*** MATERIALS PROVIDED Section Begins ***
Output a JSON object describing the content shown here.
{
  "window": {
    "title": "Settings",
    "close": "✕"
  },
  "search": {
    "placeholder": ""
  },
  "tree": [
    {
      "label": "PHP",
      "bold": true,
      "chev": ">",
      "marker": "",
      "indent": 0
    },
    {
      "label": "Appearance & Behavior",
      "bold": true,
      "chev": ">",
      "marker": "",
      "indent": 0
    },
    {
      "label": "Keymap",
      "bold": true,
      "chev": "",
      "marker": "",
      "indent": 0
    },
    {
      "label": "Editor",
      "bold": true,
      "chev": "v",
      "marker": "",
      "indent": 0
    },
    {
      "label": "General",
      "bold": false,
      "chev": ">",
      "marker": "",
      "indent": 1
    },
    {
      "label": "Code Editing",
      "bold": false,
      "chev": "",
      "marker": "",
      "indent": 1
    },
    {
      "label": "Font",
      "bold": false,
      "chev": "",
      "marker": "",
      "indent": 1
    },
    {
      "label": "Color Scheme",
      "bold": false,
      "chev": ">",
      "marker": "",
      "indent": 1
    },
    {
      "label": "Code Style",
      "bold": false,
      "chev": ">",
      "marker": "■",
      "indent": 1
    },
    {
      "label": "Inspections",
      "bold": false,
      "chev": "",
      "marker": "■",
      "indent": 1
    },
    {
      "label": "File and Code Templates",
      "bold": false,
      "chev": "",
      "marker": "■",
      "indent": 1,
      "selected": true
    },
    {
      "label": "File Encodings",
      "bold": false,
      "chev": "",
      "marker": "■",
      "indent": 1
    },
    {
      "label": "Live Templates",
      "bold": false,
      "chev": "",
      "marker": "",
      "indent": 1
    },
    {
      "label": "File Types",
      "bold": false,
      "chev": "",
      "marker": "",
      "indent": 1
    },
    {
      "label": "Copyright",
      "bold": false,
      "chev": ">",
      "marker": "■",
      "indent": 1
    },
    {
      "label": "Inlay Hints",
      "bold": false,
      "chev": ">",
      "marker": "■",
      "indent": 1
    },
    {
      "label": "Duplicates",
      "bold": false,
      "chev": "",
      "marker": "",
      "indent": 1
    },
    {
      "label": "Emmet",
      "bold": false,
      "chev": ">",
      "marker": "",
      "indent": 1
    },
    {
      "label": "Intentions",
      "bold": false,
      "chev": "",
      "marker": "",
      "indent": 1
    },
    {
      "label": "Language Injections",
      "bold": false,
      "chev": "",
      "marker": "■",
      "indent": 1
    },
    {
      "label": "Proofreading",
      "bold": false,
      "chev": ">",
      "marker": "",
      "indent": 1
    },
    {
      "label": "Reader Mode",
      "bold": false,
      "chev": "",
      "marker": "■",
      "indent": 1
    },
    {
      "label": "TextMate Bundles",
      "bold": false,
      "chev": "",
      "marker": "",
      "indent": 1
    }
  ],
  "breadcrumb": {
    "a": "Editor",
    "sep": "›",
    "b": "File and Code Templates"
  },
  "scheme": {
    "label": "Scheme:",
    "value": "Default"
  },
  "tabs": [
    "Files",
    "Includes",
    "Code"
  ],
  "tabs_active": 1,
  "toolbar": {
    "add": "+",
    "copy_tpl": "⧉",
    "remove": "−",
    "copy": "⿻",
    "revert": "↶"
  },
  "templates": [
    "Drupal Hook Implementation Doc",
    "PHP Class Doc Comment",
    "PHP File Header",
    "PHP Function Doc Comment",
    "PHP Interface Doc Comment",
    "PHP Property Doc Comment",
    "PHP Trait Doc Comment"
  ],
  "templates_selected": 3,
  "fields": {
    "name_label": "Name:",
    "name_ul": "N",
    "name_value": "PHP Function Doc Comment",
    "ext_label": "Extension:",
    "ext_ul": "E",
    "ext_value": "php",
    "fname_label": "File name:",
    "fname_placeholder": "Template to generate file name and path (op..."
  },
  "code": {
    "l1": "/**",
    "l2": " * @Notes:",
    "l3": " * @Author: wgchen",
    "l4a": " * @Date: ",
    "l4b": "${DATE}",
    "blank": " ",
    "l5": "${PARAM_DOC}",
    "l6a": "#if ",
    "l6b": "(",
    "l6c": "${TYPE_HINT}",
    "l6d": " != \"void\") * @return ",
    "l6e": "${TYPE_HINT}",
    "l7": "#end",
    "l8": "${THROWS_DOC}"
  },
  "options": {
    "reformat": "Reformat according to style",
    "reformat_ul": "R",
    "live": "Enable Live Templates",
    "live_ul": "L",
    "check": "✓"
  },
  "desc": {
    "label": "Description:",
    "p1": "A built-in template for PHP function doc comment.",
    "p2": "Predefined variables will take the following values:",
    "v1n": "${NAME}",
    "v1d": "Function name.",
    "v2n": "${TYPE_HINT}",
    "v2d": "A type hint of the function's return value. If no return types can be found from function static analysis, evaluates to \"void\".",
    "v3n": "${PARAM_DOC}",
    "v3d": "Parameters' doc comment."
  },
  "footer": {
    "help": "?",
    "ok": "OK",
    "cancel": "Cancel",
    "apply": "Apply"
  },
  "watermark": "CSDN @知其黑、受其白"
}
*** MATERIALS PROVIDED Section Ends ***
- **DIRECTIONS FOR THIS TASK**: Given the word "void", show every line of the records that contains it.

- **EXERCISE RESPONSE**:
    "l6d": " != \"void\") * @return ",
    "v2d": "A type hint of the function's return value. If no return types can be found from function static analysis, evaluates to \"void\".",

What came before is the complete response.